These Cryo Pods built by Peter Reid evoke the eerie feeling of Ridley Scott’s Alien hiding in the corner ready to pounce. The abundant use of grey paired with dramatic lighting gives off the feelings of being far away from earth and long travel in cold reaches of space. The scene is built with almost no LEGO studs visible, which also tricks our minds to believe that this could be larger than what it actually is — at first glance almost close to a movie-scale prop.
If there’s one scene that stands out from Stranger Things, this has got to be it. In a plot twist where one would have thought that the bicycles would take flight, instead we had a lovely surprise. With this, the Duffer Brothers wrote the 80s Chevy Van right into movie-making history books by making it fly in this epic escape scene. I’ve got to hand it to Andrea Lattanzio in showing that a great scene can be brought to life with the simplest builds, just with LEGO parts on hand.
Builders tackle the LEGO Castle so often, I sometimes wonder if it has been completely exhausted. At times like that, builders such as Jonas Wide prove me wrong. When people move away from the military aspect of castle, they can find an endless well of inspiration beyond just castles and battles.
This glass-blowing workshop scene is as much artful photography as it is a LEGO build. The lighting through the windows and from the kiln is quite immersive, and the build itself is not bad at all. The textures on the walls are just enough and the tiles on the floor use related colours that actually look like variable clay bricks. What I really love is the attention to detail with the minifigs – a little drop of sweat on a minifig’s face is enough to show just how hot the workshop must be.
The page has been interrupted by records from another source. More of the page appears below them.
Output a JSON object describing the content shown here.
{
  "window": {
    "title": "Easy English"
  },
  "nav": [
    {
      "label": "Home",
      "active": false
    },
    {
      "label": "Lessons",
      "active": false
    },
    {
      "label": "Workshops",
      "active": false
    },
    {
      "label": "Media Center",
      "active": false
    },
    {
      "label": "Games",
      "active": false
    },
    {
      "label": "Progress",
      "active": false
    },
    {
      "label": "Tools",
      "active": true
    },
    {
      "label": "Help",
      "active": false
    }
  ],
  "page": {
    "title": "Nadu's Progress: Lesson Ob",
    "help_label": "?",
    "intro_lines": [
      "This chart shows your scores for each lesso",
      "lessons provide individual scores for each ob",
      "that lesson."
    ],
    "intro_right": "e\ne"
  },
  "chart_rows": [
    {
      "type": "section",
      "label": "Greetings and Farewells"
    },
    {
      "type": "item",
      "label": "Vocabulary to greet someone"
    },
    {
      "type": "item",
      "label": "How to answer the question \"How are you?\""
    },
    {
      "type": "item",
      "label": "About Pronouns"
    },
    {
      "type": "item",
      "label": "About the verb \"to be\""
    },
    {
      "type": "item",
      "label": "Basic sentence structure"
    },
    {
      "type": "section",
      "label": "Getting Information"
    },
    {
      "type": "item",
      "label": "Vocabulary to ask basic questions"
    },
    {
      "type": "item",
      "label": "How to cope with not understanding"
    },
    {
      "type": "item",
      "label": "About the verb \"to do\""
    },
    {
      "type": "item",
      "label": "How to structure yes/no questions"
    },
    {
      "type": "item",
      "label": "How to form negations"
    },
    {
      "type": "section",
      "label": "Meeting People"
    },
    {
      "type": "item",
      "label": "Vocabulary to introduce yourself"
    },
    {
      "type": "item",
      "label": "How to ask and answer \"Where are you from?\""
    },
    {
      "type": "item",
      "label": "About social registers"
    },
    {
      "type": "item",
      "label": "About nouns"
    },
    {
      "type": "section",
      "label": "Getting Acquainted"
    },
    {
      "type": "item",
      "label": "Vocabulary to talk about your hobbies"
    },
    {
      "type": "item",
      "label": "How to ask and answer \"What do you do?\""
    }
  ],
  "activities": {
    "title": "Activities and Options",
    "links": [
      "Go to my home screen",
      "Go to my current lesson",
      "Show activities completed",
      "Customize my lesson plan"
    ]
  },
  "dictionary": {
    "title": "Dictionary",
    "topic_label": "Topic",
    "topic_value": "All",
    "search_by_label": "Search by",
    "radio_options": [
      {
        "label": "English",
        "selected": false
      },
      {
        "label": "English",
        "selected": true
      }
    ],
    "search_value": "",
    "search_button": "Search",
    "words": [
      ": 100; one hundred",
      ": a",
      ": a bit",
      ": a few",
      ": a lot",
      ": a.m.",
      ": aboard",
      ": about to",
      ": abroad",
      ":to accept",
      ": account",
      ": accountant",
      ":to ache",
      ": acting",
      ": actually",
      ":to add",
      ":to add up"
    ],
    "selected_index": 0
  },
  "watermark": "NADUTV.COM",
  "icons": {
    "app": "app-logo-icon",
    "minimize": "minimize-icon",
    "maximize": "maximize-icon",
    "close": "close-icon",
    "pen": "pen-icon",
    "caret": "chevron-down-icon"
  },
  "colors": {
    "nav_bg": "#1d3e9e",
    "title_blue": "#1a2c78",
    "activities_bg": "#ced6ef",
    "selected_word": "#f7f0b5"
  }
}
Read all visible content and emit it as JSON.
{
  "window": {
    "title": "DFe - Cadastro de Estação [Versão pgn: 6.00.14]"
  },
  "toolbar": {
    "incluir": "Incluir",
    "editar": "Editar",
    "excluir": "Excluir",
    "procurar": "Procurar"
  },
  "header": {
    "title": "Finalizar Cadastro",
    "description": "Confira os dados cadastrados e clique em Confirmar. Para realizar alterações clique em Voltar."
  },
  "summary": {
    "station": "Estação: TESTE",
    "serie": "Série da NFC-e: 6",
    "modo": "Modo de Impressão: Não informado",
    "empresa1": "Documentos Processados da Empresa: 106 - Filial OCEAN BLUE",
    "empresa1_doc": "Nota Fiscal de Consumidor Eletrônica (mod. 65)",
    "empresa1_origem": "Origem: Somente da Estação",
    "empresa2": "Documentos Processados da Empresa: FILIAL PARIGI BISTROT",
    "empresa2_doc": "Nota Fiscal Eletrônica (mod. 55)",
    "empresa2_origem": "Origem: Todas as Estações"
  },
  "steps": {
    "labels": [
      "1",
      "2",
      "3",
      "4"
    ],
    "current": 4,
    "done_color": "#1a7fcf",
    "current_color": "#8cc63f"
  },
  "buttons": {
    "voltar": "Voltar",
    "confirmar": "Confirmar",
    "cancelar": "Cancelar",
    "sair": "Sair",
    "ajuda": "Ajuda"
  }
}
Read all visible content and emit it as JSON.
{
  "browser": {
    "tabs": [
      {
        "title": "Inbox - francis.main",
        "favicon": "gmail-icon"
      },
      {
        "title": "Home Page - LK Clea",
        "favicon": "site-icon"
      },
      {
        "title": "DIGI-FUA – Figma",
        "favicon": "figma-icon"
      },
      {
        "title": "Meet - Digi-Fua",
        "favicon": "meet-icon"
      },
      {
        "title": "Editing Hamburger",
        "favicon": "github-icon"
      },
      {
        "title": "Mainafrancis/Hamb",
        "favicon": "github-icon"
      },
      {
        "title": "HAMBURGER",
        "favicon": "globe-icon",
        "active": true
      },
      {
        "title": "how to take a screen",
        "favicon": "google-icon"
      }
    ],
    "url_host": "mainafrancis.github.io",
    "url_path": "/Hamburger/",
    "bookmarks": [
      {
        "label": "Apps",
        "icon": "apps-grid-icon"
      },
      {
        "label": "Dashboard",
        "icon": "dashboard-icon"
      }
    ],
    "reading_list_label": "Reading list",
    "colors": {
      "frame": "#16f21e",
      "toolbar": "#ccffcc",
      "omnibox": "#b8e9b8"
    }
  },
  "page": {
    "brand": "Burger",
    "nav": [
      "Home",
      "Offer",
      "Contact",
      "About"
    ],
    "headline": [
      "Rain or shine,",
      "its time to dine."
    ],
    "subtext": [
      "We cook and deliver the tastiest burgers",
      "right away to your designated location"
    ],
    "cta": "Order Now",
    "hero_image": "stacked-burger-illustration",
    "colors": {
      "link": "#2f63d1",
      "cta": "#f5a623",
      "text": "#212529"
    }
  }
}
If you haven’t had your daily dose of vitamins yet, this creation by alego alego might satisfy your needs — provided you can digest ABS plastic, of course. There is anything you could wish for in this fruit and vegetable stand, from peppers to onions, eggplants and lettuce.
What is a street stand without a street? The background scene is detailed and realistic, with ingot tiles as bricks on the house and a kitty looking out the window. The hydrant and candelabra help the sidewalk avoid being plain or empty. Obviously the vegetable stand is the best part, with all sorts of unique parts uses, like joker’s hair as lettuce and frogs as peppers. Minifig arms are used all around as various fruits and vegetables in different colours – eggplants, chili peppers, bananas…
Framed in just the right way, any life can seem interesting on social media, as shown in a LEGO scene by Arnaud B. The build and shot are quite clever in this artistic social commentary, with the phone frame hiding the seams between grayscale “real life” and full color “Instagram-filtered life” perfectly.
Builds by Martin Redfern have a signature style, even when the main feature is not an object but just characters. These types of build, using what looks like very simple techniques and common colours, remind me of how powerful LEGO bricks are as a medium.
Martin had a stroke 3 weeks ago and this is his comeback piece, to be gifted to the folks that took care of him during his recovery at the hospital. Martin, from the team at TBB and the LEGO community, we’re glad to see you’re building again, and we wish you a speedy recovery!